Pregnancy is associated with a fivefold increase in the prevalence of venous thromboembolism, and pulmonary embolism is a leading cause of maternal death. However, the diagnosis of pulmonary embolism during pregnancy is challenging because classic clinical symptoms are often absent and physiologic changes during pregnancy can mimic pulmonary embolism. Concerns about exposure of the fetus to ionizing radiation and intravenously administered contrast material, as well as potential medicolegal issues, further complicate the diagnosis. Although diagnostic imaging plays an important role in this setting, there are currently no widely accepted guidelines for radiologists and clinicians to follow.

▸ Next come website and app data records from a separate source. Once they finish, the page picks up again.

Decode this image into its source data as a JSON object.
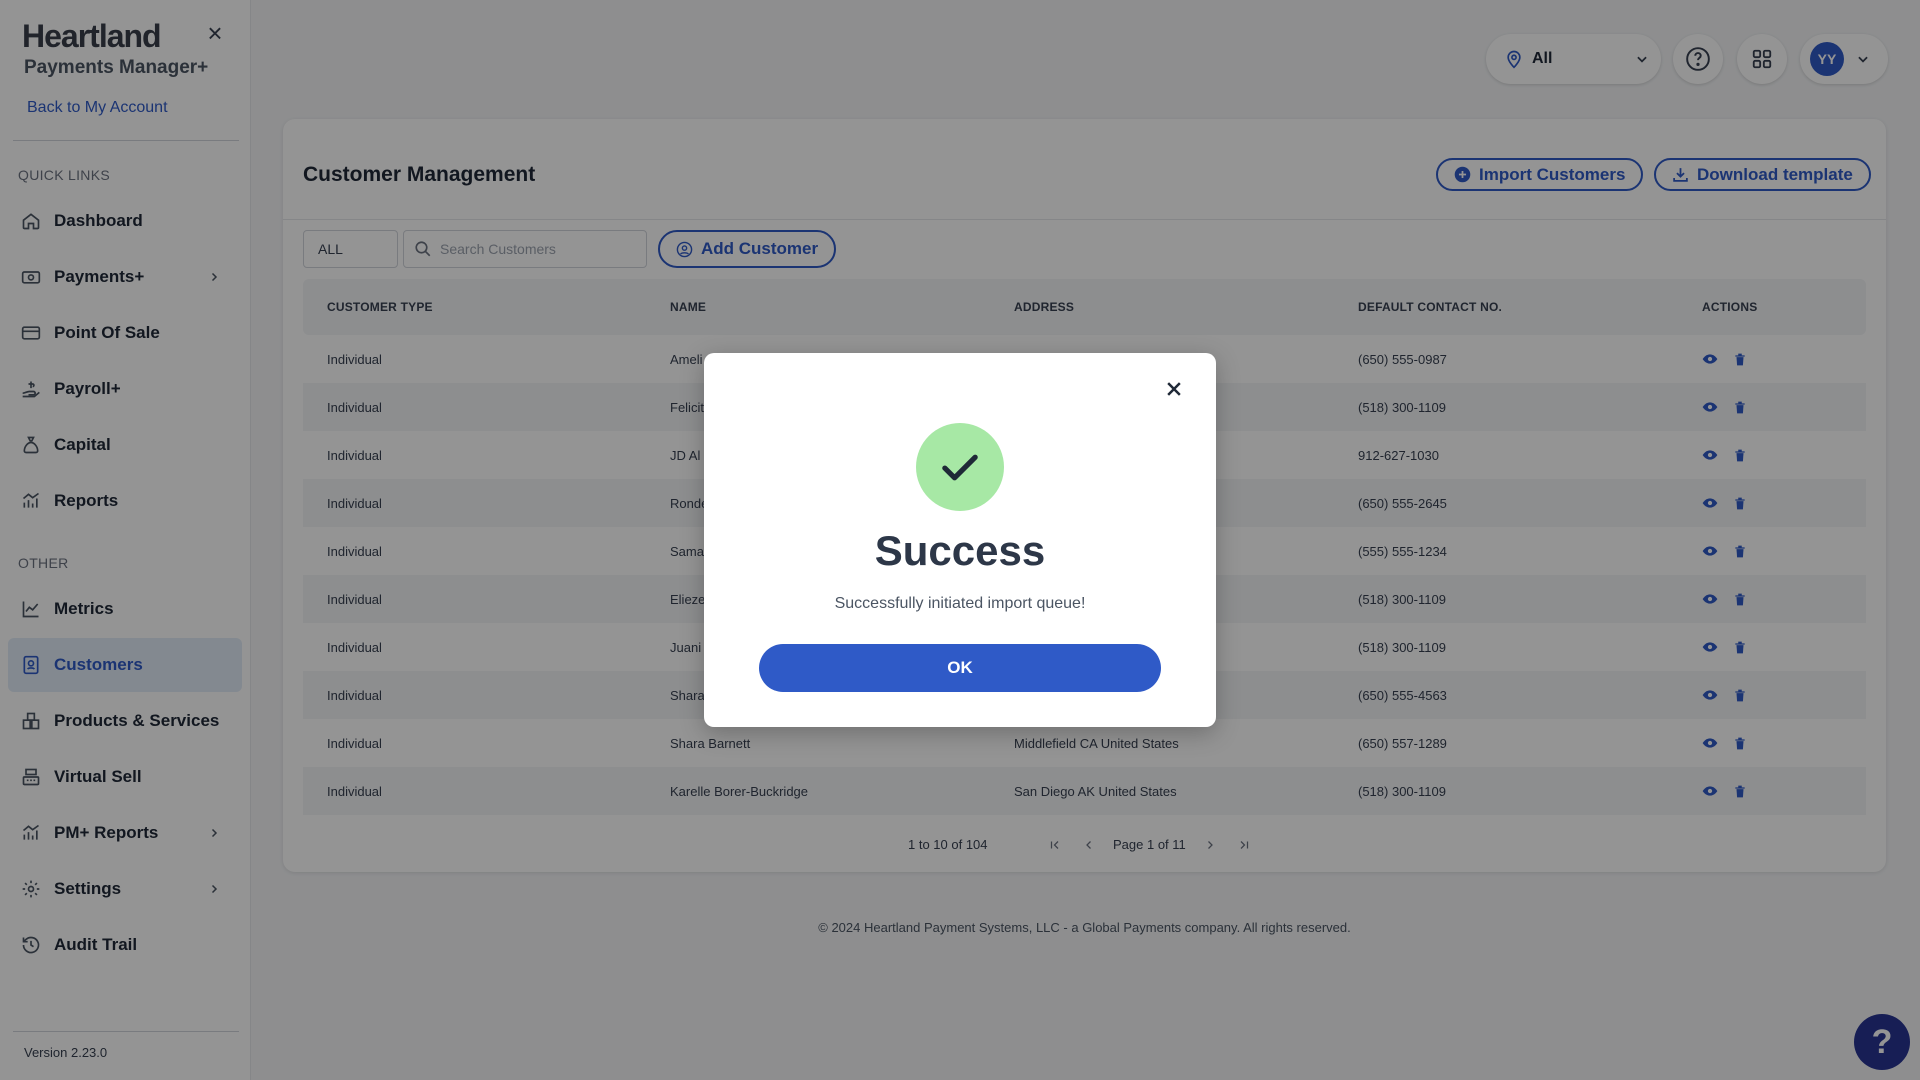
{
  "brand": {
    "name": "Heartland",
    "subtitle": "Payments Manager+"
  },
  "sidebar": {
    "back_link": "Back to My Account",
    "quick_links_label": "QUICK LINKS",
    "other_label": "OTHER",
    "items": [
      {
        "label": "Dashboard",
        "icon": "home-icon"
      },
      {
        "label": "Payments+",
        "icon": "payments-icon"
      },
      {
        "label": "Point Of Sale",
        "icon": "card-icon"
      },
      {
        "label": "Payroll+",
        "icon": "payroll-icon"
      },
      {
        "label": "Capital",
        "icon": "money-bag-icon"
      },
      {
        "label": "Reports",
        "icon": "reports-icon"
      },
      {
        "label": "Metrics",
        "icon": "line-chart-icon"
      },
      {
        "label": "Customers",
        "icon": "customers-icon"
      },
      {
        "label": "Products & Services",
        "icon": "products-icon"
      },
      {
        "label": "Virtual Sell",
        "icon": "register-icon"
      },
      {
        "label": "PM+ Reports",
        "icon": "reports-icon"
      },
      {
        "label": "Settings",
        "icon": "gear-icon"
      },
      {
        "label": "Audit Trail",
        "icon": "history-icon"
      }
    ],
    "version": "Version 2.23.0"
  },
  "topbar": {
    "location": "All",
    "avatar_initials": "YY"
  },
  "main": {
    "title": "Customer Management",
    "import_label": "Import Customers",
    "download_label": "Download template",
    "filter_value": "ALL",
    "search_placeholder": "Search Customers",
    "add_label": "Add Customer",
    "columns": [
      "CUSTOMER TYPE",
      "NAME",
      "ADDRESS",
      "DEFAULT CONTACT NO.",
      "ACTIONS"
    ],
    "rows": [
      {
        "type": "Individual",
        "name": "Ameli",
        "address": "",
        "phone": "(650) 555-0987"
      },
      {
        "type": "Individual",
        "name": "Felicit",
        "address": "",
        "phone": "(518) 300-1109"
      },
      {
        "type": "Individual",
        "name": "JD Al",
        "address": "",
        "phone": "912-627-1030"
      },
      {
        "type": "Individual",
        "name": "Ronde",
        "address": "",
        "phone": "(650) 555-2645"
      },
      {
        "type": "Individual",
        "name": "Sama",
        "address": "",
        "phone": "(555) 555-1234"
      },
      {
        "type": "Individual",
        "name": "Elieze",
        "address": "",
        "phone": "(518) 300-1109"
      },
      {
        "type": "Individual",
        "name": "Juani",
        "address": "",
        "phone": "(518) 300-1109"
      },
      {
        "type": "Individual",
        "name": "Shara",
        "address": "",
        "phone": "(650) 555-4563"
      },
      {
        "type": "Individual",
        "name": "Shara Barnett",
        "address": "Middlefield CA United States",
        "phone": "(650) 557-1289"
      },
      {
        "type": "Individual",
        "name": "Karelle Borer-Buckridge",
        "address": "San Diego AK United States",
        "phone": "(518) 300-1109"
      }
    ],
    "pager": {
      "range": "1 to 10 of 104",
      "page": "Page 1 of 11"
    }
  },
  "footer": "© 2024 Heartland Payment Systems, LLC - a Global Payments company. All rights reserved.",
  "modal": {
    "title": "Success",
    "message": "Successfully initiated import queue!",
    "ok_label": "OK"
  },
  "help_fab": "?",
  "colors": {
    "accent": "#2f5ac7",
    "success": "#a7e8a5",
    "fab": "#283593"
  }
}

Thus, radiologists should be familiar with the advantages and disadvantages of available imaging modalities, methods for dose reduction, radiation risks, and medicolegal risk management guidelines.
ASJC Scopus subject areas
- Radiology Nuclear Medicine and imaging